Top of PROVIDED INFORMATION
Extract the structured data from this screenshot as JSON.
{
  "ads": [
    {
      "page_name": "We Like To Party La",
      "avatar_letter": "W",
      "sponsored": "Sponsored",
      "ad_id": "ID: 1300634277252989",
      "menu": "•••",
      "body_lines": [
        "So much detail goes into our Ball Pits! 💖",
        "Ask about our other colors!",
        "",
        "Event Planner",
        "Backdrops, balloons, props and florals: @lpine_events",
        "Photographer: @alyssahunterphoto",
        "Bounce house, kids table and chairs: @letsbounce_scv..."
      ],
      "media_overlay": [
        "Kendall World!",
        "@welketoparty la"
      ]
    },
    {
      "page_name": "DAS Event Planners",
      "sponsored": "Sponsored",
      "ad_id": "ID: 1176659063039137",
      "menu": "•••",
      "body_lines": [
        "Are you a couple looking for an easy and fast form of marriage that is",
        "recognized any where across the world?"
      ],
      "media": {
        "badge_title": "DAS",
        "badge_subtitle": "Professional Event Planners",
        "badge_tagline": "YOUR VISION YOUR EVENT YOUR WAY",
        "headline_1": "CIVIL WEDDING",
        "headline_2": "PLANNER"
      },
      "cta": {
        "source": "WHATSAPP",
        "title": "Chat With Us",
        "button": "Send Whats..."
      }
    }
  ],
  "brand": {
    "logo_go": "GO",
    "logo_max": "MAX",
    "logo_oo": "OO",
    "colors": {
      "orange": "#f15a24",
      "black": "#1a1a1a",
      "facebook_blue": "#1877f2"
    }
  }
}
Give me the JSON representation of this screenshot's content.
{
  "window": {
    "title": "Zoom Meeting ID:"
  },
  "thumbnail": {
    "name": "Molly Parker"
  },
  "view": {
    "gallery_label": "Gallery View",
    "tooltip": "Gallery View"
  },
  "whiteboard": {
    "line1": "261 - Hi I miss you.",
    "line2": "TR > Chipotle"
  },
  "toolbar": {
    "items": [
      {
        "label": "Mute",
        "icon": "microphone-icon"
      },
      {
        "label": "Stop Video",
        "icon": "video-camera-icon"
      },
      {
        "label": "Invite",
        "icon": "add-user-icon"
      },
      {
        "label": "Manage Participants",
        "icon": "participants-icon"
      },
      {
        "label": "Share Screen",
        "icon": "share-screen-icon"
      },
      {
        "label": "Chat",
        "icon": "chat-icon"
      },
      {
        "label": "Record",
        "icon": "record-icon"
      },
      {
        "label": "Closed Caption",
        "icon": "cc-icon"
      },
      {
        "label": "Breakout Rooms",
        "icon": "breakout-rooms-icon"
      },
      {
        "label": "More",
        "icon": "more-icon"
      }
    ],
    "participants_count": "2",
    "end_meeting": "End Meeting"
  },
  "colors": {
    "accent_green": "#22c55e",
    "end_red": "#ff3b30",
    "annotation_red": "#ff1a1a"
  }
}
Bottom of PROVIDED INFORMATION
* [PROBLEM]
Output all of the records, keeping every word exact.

* [WRITTEN RESPONSE]
Extract the structured data from this screenshot as JSON.
{
  "ads": [
    {
      "page_name": "We Like To Party La",
      "avatar_letter": "W",
      "sponsored": "Sponsored",
      "ad_id": "ID: 1300634277252989",
      "menu": "•••",
      "body_lines": [
        "So much detail goes into our Ball Pits! 💖",
        "Ask about our other colors!",
        "",
        "Event Planner",
        "Backdrops, balloons, props and florals: @lpine_events",
        "Photographer: @alyssahunterphoto",
        "Bounce house, kids table and chairs: @letsbounce_scv..."
      ],
      "media_overlay": [
        "Kendall World!",
        "@welketoparty la"
      ]
    },
    {
      "page_name": "DAS Event Planners",
      "sponsored": "Sponsored",
      "ad_id": "ID: 1176659063039137",
      "menu": "•••",
      "body_lines": [
        "Are you a couple looking for an easy and fast form of marriage that is",
        "recognized any where across the world?"
      ],
      "media": {
        "badge_title": "DAS",
        "badge_subtitle": "Professional Event Planners",
        "badge_tagline": "YOUR VISION YOUR EVENT YOUR WAY",
        "headline_1": "CIVIL WEDDING",
        "headline_2": "PLANNER"
      },
      "cta": {
        "source": "WHATSAPP",
        "title": "Chat With Us",
        "button": "Send Whats..."
      }
    }
  ],
  "brand": {
    "logo_go": "GO",
    "logo_max": "MAX",
    "logo_oo": "OO",
    "colors": {
      "orange": "#f15a24",
      "black": "#1a1a1a",
      "facebook_blue": "#1877f2"
    }
  }
}
Give me the JSON representation of this screenshot's content.
{
  "window": {
    "title": "Zoom Meeting ID:"
  },
  "thumbnail": {
    "name": "Molly Parker"
  },
  "view": {
    "gallery_label": "Gallery View",
    "tooltip": "Gallery View"
  },
  "whiteboard": {
    "line1": "261 - Hi I miss you.",
    "line2": "TR > Chipotle"
  },
  "toolbar": {
    "items": [
      {
        "label": "Mute",
        "icon": "microphone-icon"
      },
      {
        "label": "Stop Video",
        "icon": "video-camera-icon"
      },
      {
        "label": "Invite",
        "icon": "add-user-icon"
      },
      {
        "label": "Manage Participants",
        "icon": "participants-icon"
      },
      {
        "label": "Share Screen",
        "icon": "share-screen-icon"
      },
      {
        "label": "Chat",
        "icon": "chat-icon"
      },
      {
        "label": "Record",
        "icon": "record-icon"
      },
      {
        "label": "Closed Caption",
        "icon": "cc-icon"
      },
      {
        "label": "Breakout Rooms",
        "icon": "breakout-rooms-icon"
      },
      {
        "label": "More",
        "icon": "more-icon"
      }
    ],
    "participants_count": "2",
    "end_meeting": "End Meeting"
  },
  "colors": {
    "accent_green": "#22c55e",
    "end_red": "#ff3b30",
    "annotation_red": "#ff1a1a"
  }
}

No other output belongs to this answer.